Deutsche Bank’s Adam Boyton says that’s not good news for growth. And to add insult to injury, a large part of the growth in the value of “committed projects” seen in the past new months is due to cost increases, not project expansions.
But why is growth a problem considering the sheer amount of money that’ll be injected into the economy over the next 6 to 12 months as a result of the investment boom? It’s because there are very few other areas of the economy that are growing fast enough to generate overall GDP growth – the measuring stick for Australia’s economic output.
The retail sector is only growing very modestly, the manufacturing and services sectors are contracting and overall business investment is also forecast to contract next year. Add to that we have a government that’s hell bent of creating a surplus budget which means fiscal policy (or the government’s contribution to economic growth) is effectively subdued.
The Reserve Bank though says it has the answer. It will provide lower interest rates to stimulate consumer spending and says the nation’s construction sector is the most likely of all the sectors to fill the gap in economic growth that will be left by the tapering off of the mining investment boom.
I’ve spoken to two industry experts though that aren’t entirely confident of that proposition. The first was an independent economist from BIS Shrapnel, Tim Hampton. He’s a former central banker from New Zealand. He says while there are signs the construction sector is growing, there’s a real chance the growth in the sector won’t be enough to lift the nation’s overall growth. Even more bearish was the Housing Industry Association’s spokesman, David Bare. He said growth in Australia’s construction sector was likely going to be hurt by government red tape and the rising cost of doing business. He conceded the construction industry was facing real challenges next year.
A quick look at the current cash rate set by the Reserve Bank tells you everything you need to know. It’s just 25 basis points away from the cash rate set during the height of the global financial crisis. The Reserve Bank is all too aware of just how in need the non-mining sectors of the economy are. It’s created this great disconnect – having a thriving mining sector and close to record low interest rates. The Reserve Bank is hoping that at some point, consumers will reach into their pockets and spend. It’s also hoping for a pick-up in the housing market. That would certainly provide some stimulus for both the construction sector and the manufacturing sectors.

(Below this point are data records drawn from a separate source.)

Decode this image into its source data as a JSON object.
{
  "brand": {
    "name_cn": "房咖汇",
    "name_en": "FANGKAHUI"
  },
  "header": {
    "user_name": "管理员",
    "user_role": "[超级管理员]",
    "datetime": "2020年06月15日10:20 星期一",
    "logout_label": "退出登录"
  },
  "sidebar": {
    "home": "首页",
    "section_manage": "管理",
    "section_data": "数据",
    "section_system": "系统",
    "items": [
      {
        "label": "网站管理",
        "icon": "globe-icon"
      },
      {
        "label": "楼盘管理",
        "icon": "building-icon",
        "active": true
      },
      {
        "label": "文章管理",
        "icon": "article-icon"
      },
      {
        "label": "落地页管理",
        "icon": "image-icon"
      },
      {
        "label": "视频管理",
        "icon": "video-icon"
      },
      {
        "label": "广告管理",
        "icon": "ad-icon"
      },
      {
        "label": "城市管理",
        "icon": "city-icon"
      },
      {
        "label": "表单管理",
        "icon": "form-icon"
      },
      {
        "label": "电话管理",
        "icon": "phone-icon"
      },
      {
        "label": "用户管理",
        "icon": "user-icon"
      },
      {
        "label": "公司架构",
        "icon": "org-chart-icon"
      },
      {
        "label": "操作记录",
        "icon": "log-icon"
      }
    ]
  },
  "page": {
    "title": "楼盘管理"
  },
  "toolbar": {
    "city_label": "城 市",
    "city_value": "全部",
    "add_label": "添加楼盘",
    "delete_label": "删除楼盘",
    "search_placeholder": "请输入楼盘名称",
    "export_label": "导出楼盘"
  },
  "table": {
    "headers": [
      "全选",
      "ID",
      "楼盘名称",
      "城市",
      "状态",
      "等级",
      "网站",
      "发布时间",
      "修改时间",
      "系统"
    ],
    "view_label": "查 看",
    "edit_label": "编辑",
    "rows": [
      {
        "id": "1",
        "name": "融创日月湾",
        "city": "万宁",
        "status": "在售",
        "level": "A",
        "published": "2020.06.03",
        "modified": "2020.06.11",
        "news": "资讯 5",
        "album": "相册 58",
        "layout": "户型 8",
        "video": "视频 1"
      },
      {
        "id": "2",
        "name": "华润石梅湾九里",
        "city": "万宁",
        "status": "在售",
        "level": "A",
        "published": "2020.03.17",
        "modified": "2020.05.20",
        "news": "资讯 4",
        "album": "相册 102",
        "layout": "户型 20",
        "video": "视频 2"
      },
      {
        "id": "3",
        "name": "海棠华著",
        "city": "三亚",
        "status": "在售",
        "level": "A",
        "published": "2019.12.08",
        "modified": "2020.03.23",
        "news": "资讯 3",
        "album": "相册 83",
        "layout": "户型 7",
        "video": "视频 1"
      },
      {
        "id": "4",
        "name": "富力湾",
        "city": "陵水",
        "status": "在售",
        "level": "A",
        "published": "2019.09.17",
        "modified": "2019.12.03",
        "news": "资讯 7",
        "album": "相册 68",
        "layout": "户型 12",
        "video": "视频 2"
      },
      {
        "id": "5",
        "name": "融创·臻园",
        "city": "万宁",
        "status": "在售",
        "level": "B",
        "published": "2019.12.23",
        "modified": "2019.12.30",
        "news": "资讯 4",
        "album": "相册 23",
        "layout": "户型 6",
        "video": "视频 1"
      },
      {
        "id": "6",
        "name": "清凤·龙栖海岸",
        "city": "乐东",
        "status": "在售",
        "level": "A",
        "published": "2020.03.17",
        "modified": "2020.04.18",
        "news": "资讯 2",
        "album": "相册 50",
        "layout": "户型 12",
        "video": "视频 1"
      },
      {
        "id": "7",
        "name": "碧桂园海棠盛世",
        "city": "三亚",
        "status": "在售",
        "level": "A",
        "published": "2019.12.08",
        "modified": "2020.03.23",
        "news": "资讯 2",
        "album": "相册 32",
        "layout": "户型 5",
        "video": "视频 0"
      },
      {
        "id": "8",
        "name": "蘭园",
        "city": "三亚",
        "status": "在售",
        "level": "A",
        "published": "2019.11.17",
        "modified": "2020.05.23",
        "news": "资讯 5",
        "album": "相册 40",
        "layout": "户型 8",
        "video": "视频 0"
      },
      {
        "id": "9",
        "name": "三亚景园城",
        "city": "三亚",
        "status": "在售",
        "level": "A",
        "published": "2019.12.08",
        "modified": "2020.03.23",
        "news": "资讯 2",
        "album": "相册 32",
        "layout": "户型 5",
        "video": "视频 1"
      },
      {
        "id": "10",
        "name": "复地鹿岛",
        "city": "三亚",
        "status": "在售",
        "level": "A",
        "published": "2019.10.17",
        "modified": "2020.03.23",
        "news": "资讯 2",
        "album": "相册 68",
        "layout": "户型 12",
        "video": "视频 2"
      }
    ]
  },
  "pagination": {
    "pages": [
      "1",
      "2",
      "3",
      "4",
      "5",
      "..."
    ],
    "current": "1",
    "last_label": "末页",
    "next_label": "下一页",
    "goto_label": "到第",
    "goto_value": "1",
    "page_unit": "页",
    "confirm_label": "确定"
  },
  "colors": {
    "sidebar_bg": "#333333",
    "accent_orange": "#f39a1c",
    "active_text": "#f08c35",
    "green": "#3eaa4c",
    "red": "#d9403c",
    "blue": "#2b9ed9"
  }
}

At the risk of sounding like a broken record, if the construction (both residential, commercial and engineering) sector does not improve substantially next year, and the pipeline of LNG investment starts to dry up (due to falling prices and a lack of overseas interest), Australia’s economic growth rate (according to Deutsche Bank) will likely halve over the next 12 months or so. If the government insists on returning the budget to surplus, and the Reserve Bank monetary policy lever fails to push consumers back out into the streets, policy makers have a significant challenge on their hands.